As long as there isn’t uncontrolled shaking due to anxiety or other health conditions, a violinist will use force and release the way an artist uses a paint brush to create depth and subtly. A violinist’s life’s work is an exploration of the bow’s various personalities, territories and aerodynamic attributes. The violinist exploits these aspects to “paint” their desired sound.
Since the bow naturally wants to bounce, force is used to keep the bow on the string to produce the violin’s beautiful long tones. We do this with a combination of actual force but mostly by using arm weight which gives us depth without a lot of surface sound. Violinists are constantly working with bow weight and speed to produce a seamless sound.

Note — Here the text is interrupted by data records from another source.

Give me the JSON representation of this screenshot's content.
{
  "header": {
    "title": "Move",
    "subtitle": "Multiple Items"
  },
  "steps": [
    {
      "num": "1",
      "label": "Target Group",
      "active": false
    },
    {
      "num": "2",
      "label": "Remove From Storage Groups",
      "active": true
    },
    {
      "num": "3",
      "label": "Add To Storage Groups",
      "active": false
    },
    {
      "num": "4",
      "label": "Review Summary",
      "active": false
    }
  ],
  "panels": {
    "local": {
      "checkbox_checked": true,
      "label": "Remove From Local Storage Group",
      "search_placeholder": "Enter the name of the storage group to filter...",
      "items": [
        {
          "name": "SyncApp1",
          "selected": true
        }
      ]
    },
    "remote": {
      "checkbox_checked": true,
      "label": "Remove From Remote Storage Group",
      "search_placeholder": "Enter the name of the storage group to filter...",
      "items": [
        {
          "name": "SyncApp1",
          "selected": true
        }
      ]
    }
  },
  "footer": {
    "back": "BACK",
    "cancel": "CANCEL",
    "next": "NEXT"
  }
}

To master bouncing strokes such as ricochet and spiccato, the violinist needs to have a well developed sense of bow distribution and enough self control to allow the bow to bounce. For instance, the spiccato stroke takes place below the midpoint of the bow. Ironically, along with not actively trying to bounce the bow, any force used needs to be in a downward vector, directing the bow hair into the string.
The Inspiration for Violinists card deck
This “Force vs. release” card is part of a 50 card deck. Every card has a unique image and text inspiring musicianship, mindfulness and spirituality.